  left: ($container-height / 2);  // Pull the pre-rotation picker to the left
                                  // (eventually, up) by 50% of its height
                                  // (eventually, its width)

  height: $container-height;
  width: 75vh;
  padding-top: $gutter/2;  // Nudge the picker’s contents away from the
                           // (post-rotation) left edge

  // Properties that are calculated after the rotation
  margin: 4rem 0 0 0;
  margin-bottom: $button-height + $bottom-margin;

.decimal-picker {
  // We don’t want Webkit to flash an outline of our control every time a user
  // taps on it.

.digit {
  // A digit is a column consisting of a fader control and a value display
  margin-top: $gutter;
  float: left;

.fader {
  // A fader is a box for our input[type="range"] and the min/max value labels
  position: relative;
  height: $fader-height;
  width: $fader-width;
  float: left;

  .max-value, .min-value {
    position: absolute;
    transform: rotate(90deg);  // Since we want these to appear right-side-up,
                               // and their parent is rotated 90º to the left,
                               // we have to rotate them 90º to the right.
    font-family: sans-serif;
    font-size: 2em;
    bottom: -0.125em;
    z-index: 1;

  .max-value {
    right: 0.4em;
    color: darken(#ccc, 20%);

  .min-value {
    left: 0.5em;
    color: darken(green, 5%);

.display {
  // A display is just a box for showing the current value of an input
  height: $fader-height;
  width: $fader-height;
  margin-left: $gutter/2;
  line-height: $fader-height;
  font-size: $fader-height - 2vw;
  transform: rotate(90deg);  // Since we want the value to appear right-side-up,
                             // and its parent is rotated 90º to the left, we
                             // have to rotate the display 90º to the right.
  text-align: center;
  float: left;
  font-weight: bold;
  font-family: sans-serif;

  .decimal {
    position: absolute;
    right: -1.5rem;
    font-family: serif;  // A square decimal point didn't quite fit here


And Now, Some Buttons

After regaining our sense of balance, we’ll finish the visual portion of this control by adding “Done” and “Clear” buttons. Nothing too major here—just a bit of absolute positioning and some box shadows.

<div class="buttons">
  <button class="done">DONE</button>
  <button class="clear">CLEAR</button>

.buttons {
  position: absolute;
  bottom: 0;
  left: 0;
  width: 100%;
  box-shadow: 0px -5px 10px #888;
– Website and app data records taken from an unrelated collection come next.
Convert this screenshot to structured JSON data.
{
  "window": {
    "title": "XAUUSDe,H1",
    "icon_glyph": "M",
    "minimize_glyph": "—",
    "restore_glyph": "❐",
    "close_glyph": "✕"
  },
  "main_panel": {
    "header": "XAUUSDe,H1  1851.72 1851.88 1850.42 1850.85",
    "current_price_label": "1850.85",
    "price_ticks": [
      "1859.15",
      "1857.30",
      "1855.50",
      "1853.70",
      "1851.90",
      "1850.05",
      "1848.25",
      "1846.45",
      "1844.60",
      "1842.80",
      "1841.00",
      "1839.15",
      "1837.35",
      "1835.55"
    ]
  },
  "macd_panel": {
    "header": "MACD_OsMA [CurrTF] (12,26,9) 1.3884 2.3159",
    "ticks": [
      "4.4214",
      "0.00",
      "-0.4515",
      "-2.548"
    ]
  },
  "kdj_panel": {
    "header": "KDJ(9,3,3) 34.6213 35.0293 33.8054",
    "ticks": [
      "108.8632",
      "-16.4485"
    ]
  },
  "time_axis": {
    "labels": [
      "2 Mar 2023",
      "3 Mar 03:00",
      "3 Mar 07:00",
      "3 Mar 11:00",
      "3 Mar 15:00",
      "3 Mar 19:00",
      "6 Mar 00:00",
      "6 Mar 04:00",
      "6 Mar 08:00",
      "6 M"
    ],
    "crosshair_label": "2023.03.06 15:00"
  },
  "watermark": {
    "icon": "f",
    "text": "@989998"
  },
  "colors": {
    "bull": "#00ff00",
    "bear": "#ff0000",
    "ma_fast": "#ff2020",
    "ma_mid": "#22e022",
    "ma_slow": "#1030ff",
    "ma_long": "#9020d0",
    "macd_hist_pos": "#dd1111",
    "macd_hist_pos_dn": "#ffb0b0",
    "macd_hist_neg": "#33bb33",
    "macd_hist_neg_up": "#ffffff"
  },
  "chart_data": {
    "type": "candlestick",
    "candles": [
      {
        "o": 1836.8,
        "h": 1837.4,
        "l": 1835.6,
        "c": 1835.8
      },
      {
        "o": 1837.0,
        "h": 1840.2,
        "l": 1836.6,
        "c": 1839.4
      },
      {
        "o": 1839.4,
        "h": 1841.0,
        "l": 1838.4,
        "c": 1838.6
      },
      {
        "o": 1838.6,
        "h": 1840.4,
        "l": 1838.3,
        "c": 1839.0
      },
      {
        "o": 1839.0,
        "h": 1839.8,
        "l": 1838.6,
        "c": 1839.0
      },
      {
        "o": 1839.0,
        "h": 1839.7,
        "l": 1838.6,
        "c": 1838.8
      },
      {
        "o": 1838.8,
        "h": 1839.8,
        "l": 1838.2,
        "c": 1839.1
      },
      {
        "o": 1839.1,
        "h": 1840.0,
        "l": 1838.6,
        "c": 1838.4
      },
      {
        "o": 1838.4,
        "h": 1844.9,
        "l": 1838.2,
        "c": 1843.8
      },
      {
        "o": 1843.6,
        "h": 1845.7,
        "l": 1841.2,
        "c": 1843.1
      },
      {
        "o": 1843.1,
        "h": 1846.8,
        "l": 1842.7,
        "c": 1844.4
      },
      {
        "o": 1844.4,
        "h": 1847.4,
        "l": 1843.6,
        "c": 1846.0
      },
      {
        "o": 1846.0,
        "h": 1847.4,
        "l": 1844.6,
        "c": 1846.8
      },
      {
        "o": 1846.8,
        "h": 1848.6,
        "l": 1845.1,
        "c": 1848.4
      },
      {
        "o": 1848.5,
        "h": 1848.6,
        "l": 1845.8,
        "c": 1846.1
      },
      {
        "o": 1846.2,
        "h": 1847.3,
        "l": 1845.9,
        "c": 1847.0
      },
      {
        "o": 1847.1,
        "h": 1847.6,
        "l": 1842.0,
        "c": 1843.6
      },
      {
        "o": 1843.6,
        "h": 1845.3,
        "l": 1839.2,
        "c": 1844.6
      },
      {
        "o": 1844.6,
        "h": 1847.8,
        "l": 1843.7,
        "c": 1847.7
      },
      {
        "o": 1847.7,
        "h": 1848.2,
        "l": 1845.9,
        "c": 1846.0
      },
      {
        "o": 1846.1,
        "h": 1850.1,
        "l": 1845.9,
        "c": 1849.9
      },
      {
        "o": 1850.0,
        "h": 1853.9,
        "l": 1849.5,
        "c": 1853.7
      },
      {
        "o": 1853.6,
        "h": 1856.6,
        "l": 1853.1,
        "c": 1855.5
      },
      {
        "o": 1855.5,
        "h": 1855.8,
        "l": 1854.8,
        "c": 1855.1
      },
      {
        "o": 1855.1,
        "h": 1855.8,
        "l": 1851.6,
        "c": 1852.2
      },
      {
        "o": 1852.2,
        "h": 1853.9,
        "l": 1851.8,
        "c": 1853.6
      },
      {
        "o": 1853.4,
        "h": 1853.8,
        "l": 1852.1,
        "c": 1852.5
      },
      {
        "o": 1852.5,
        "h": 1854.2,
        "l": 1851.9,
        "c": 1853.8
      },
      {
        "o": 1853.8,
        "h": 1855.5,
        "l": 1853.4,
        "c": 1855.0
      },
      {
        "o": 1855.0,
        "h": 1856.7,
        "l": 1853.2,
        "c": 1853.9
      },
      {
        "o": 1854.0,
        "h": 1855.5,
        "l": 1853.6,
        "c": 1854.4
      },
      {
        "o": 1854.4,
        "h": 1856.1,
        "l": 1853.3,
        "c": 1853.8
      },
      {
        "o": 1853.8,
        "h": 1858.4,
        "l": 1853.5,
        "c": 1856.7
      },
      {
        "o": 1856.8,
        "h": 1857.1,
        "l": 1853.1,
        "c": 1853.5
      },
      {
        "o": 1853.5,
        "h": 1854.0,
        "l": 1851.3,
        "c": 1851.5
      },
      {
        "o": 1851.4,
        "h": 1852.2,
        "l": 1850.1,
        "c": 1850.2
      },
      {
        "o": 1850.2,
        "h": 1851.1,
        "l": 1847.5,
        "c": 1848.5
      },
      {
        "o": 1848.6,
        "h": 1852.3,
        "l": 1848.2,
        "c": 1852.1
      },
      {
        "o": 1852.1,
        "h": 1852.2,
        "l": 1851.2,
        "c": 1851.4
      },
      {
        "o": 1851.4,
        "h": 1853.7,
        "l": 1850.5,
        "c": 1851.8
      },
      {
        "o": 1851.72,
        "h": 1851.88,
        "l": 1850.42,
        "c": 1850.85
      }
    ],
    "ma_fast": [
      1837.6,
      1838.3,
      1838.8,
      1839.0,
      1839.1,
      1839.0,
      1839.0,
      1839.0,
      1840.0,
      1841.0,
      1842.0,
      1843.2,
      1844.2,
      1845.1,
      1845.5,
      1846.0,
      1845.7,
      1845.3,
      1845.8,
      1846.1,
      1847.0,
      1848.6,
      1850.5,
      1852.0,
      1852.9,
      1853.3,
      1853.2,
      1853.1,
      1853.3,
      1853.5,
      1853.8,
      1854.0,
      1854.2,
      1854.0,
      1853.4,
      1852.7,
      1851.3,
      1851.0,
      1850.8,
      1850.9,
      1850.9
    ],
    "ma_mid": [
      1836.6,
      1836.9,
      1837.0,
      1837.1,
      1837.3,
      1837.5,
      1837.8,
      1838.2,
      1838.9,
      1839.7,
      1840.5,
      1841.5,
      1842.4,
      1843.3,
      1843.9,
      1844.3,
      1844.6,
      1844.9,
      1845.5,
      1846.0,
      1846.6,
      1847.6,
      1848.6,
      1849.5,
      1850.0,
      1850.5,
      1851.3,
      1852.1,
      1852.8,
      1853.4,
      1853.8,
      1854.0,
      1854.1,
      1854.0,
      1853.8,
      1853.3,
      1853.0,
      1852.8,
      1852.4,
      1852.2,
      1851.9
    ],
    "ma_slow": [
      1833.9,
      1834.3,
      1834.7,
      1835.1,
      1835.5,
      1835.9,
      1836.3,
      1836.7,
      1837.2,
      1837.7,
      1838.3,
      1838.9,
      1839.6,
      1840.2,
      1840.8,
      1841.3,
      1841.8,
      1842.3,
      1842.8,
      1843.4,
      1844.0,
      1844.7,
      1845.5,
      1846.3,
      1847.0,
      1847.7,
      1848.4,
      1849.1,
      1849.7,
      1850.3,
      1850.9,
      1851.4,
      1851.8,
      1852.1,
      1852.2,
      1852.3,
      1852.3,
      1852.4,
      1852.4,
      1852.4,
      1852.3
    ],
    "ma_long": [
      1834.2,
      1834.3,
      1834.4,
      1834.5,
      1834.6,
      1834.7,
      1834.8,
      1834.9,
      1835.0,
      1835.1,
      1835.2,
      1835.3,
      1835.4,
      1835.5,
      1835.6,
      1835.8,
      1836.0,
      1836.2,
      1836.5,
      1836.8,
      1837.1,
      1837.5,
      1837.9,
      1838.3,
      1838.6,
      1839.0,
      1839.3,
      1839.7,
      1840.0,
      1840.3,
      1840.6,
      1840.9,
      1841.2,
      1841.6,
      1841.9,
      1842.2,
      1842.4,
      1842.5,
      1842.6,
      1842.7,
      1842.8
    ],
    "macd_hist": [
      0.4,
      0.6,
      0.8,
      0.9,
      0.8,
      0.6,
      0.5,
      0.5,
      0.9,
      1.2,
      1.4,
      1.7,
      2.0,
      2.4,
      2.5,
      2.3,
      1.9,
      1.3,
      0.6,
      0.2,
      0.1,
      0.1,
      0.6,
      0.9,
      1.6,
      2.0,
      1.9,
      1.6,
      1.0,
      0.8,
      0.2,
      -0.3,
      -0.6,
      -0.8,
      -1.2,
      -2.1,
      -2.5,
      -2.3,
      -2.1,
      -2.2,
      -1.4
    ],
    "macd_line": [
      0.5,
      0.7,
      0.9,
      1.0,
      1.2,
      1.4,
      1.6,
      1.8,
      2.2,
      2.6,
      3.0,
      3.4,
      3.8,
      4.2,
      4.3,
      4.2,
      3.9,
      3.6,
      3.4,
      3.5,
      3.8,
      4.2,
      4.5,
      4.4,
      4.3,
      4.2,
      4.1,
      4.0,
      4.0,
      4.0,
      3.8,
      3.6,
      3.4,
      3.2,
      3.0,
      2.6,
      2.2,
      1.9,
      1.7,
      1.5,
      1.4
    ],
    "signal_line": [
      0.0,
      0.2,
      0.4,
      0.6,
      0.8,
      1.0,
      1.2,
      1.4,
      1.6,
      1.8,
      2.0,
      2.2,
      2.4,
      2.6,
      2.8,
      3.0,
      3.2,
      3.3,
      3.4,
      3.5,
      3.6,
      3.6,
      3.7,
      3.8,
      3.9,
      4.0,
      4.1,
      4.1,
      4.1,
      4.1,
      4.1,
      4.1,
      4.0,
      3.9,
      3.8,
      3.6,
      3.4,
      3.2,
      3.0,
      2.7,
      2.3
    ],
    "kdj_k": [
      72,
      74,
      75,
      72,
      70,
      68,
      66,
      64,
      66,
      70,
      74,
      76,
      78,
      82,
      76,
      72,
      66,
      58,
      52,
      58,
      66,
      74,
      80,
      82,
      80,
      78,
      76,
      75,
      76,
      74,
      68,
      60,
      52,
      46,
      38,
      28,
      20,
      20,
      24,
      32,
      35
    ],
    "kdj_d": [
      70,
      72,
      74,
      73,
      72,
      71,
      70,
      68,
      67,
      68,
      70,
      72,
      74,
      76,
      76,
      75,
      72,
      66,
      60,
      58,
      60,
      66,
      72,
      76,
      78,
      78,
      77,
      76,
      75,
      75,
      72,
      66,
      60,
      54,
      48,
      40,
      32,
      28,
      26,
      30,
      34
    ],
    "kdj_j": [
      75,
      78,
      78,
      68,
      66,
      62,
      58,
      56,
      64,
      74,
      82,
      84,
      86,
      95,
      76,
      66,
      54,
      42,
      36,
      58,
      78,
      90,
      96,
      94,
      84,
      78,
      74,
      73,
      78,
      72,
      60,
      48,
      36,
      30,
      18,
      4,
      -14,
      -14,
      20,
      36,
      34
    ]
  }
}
button {
  height: $button-height;
  width: 50%;
  float: left;
  border: 0;
  font-size: 2.5em;
  color: white;
  font-weight: 100;

.done {
  background: green;

.clear {
  background: darken(green, 5%);  // I ❤️ Sass


Next Step

In Part 3, we’ll wire up the dynamic pieces using Ember and work around WebKit’s errors in judgement with some custom event handlers and a little math.